== RECORDS SHOWN ==
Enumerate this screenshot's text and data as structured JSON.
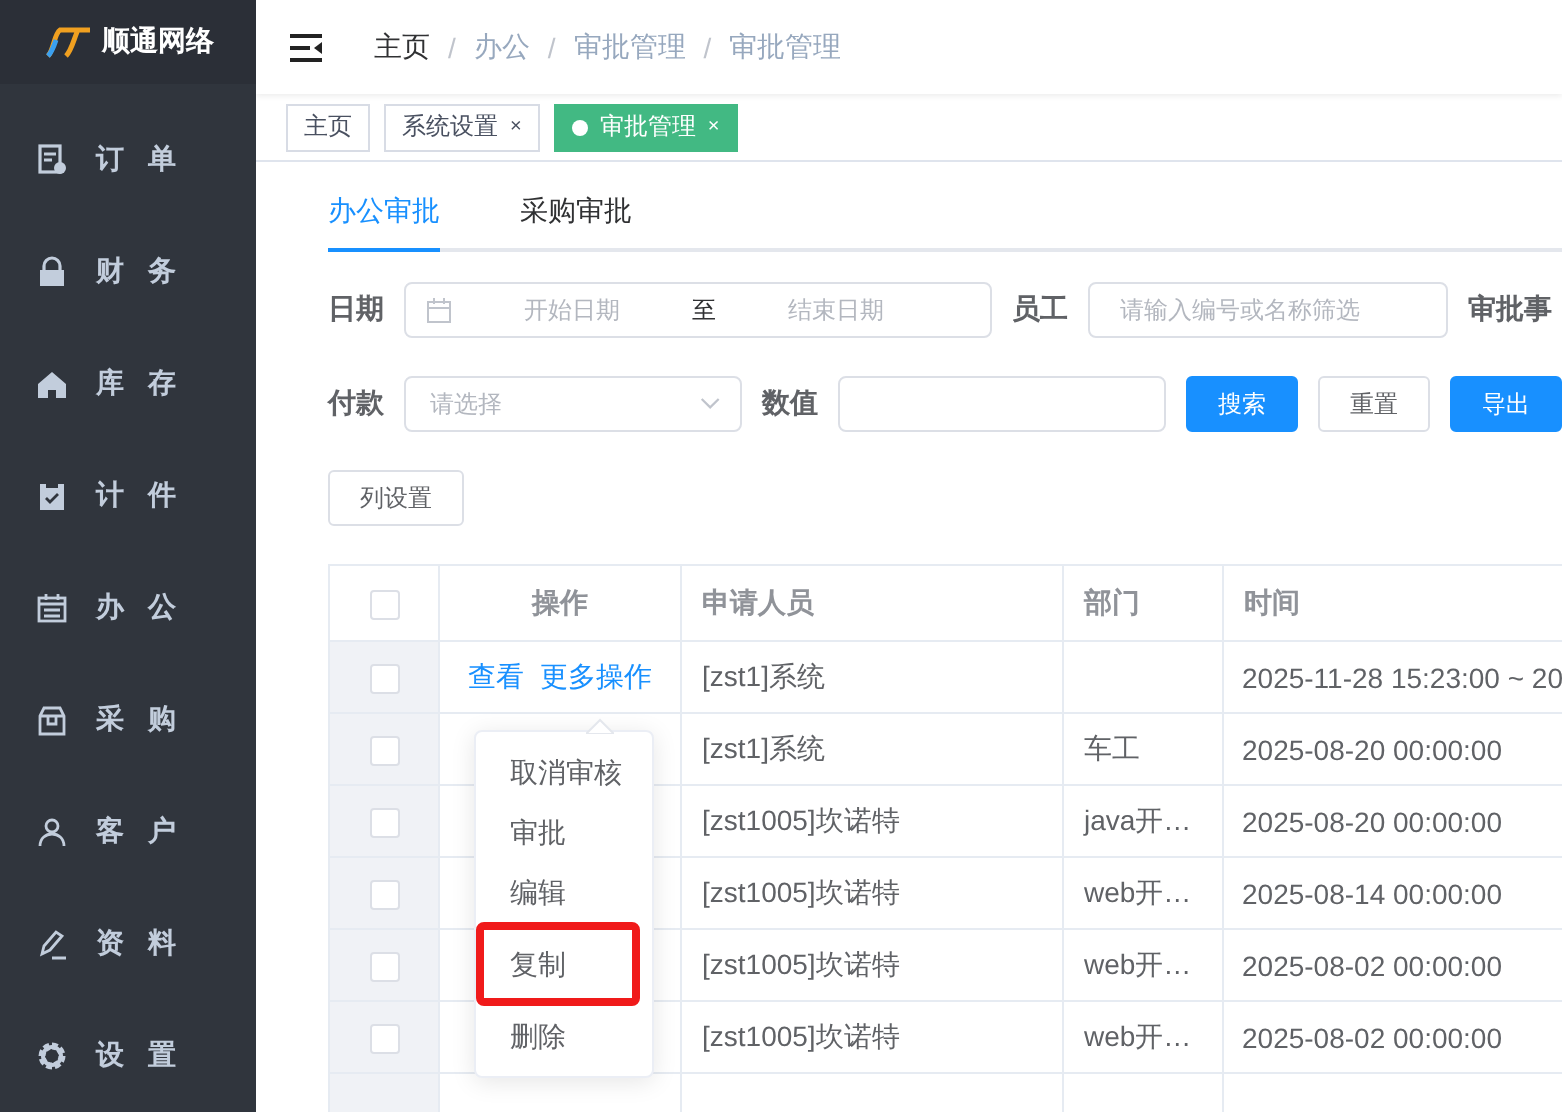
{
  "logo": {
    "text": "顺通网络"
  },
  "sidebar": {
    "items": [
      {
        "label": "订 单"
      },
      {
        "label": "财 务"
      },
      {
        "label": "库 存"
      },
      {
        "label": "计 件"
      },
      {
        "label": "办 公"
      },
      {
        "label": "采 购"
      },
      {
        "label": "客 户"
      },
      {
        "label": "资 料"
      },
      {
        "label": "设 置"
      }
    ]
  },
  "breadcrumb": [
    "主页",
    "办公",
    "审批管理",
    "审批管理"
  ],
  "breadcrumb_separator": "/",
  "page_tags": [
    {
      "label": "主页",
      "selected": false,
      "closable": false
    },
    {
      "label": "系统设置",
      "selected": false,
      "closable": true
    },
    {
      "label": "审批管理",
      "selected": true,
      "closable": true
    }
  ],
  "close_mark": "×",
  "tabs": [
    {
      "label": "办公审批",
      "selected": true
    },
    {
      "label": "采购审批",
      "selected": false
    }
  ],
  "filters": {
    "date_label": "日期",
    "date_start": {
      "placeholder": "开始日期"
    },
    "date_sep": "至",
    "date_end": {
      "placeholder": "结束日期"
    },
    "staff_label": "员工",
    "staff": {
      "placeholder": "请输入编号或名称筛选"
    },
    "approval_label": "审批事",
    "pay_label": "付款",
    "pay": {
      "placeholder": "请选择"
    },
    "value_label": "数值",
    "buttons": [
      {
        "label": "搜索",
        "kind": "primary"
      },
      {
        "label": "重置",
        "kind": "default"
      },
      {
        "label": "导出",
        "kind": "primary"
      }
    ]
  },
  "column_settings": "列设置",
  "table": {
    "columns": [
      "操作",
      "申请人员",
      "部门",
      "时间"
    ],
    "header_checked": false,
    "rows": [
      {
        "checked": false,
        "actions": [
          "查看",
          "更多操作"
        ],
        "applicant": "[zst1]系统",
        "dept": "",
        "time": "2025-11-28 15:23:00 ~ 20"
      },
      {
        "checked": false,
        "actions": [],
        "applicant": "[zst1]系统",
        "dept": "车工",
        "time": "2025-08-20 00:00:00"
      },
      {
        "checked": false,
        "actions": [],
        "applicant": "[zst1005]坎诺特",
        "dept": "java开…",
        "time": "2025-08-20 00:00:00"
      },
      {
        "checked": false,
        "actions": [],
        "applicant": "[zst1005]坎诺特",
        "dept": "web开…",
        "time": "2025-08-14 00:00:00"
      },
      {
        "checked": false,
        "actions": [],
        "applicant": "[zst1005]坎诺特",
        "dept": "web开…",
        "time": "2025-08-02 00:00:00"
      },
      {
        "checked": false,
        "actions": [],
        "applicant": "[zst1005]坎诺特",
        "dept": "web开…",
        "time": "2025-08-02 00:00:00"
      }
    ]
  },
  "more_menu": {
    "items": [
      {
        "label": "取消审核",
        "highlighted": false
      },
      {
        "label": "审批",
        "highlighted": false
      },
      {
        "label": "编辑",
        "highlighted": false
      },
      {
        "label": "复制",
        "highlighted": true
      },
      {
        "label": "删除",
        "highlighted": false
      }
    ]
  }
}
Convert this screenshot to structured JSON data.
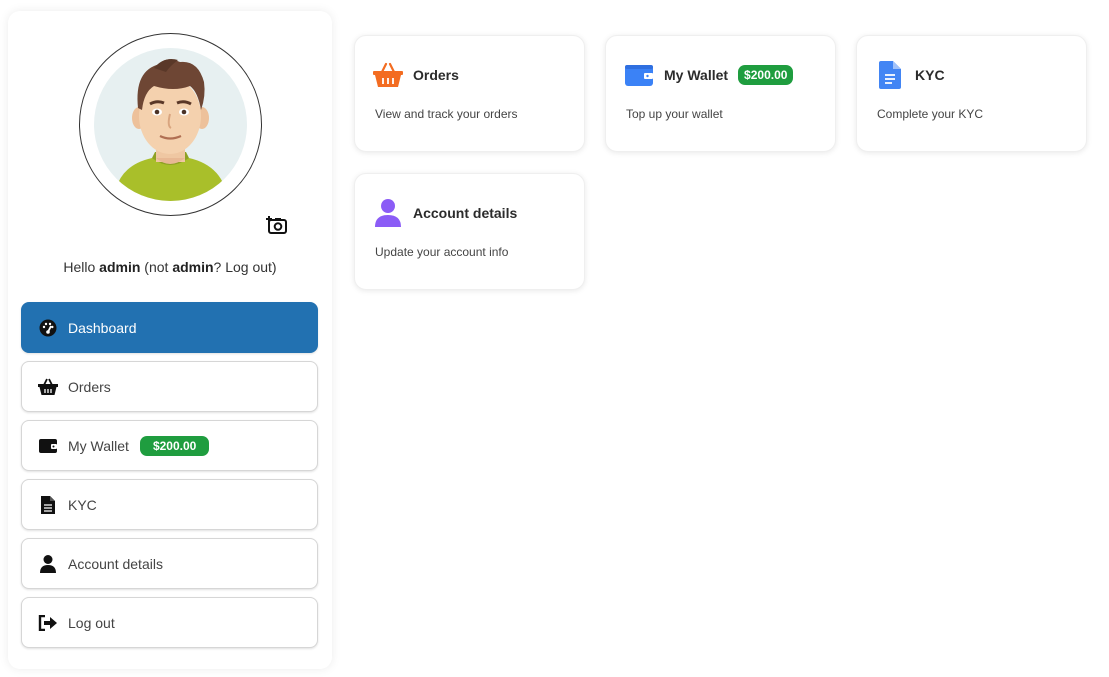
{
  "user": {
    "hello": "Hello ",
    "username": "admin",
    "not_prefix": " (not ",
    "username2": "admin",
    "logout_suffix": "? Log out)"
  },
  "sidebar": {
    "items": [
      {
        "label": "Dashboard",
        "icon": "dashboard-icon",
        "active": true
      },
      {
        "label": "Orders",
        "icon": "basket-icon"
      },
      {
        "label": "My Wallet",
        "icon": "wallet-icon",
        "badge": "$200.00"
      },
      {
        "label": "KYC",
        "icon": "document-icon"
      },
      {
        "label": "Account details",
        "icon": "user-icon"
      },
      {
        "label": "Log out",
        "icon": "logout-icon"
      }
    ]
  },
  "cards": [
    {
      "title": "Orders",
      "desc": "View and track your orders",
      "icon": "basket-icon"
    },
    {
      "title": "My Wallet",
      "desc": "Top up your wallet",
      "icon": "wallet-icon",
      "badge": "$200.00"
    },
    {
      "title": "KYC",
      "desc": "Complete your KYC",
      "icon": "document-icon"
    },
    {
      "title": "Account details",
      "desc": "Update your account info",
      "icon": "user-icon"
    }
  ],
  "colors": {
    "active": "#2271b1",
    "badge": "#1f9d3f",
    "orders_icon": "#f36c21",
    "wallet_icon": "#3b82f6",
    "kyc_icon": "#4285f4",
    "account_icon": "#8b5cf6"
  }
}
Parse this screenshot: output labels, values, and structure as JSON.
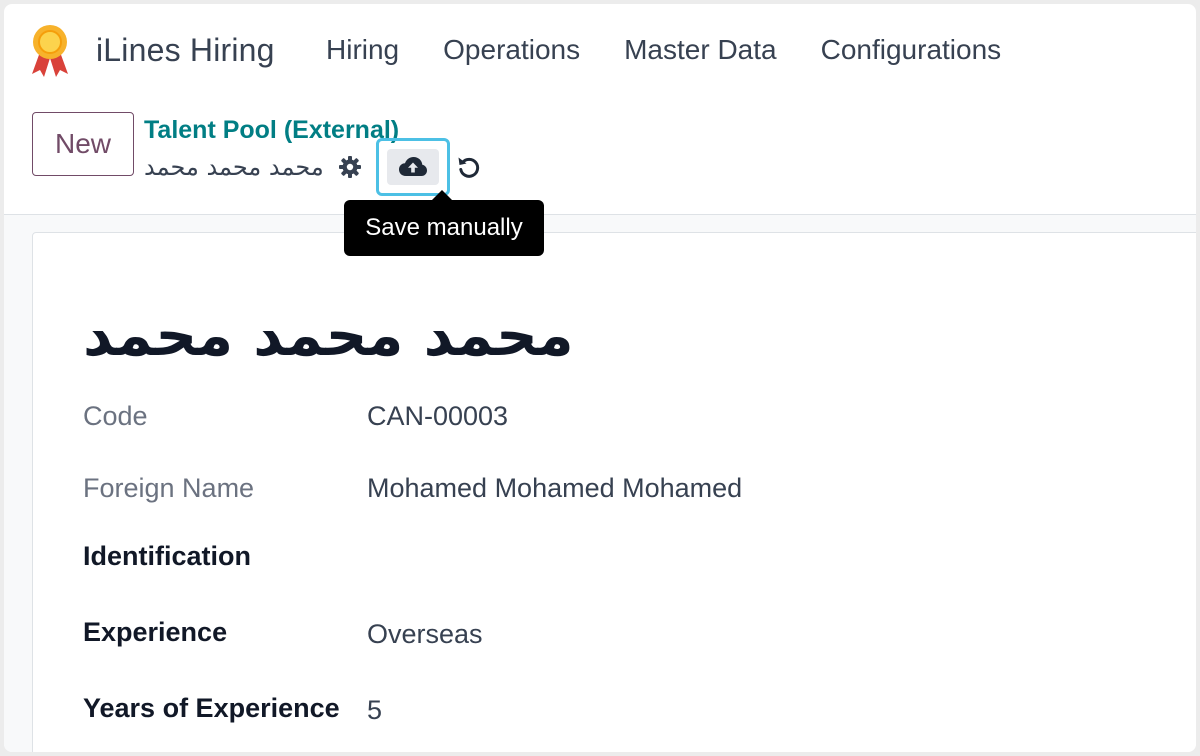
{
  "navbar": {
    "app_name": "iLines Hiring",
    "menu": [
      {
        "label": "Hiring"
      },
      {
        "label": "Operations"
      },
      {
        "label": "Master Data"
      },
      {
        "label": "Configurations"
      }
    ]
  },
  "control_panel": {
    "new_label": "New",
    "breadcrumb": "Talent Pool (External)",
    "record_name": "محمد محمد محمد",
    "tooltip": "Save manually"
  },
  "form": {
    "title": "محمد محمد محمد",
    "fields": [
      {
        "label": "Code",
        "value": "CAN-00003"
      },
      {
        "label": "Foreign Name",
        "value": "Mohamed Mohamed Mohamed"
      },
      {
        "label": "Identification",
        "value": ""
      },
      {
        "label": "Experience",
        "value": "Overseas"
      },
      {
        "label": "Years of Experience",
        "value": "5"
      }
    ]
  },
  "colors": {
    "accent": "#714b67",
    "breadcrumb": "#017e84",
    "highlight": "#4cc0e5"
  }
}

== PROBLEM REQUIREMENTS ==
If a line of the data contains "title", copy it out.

== TASK RESPONSE ==
      "title": "Orders",
      "title": "My Wallet",
      "title": "KYC",
      "title": "Account details",
    "title": "محمد محمد محمد",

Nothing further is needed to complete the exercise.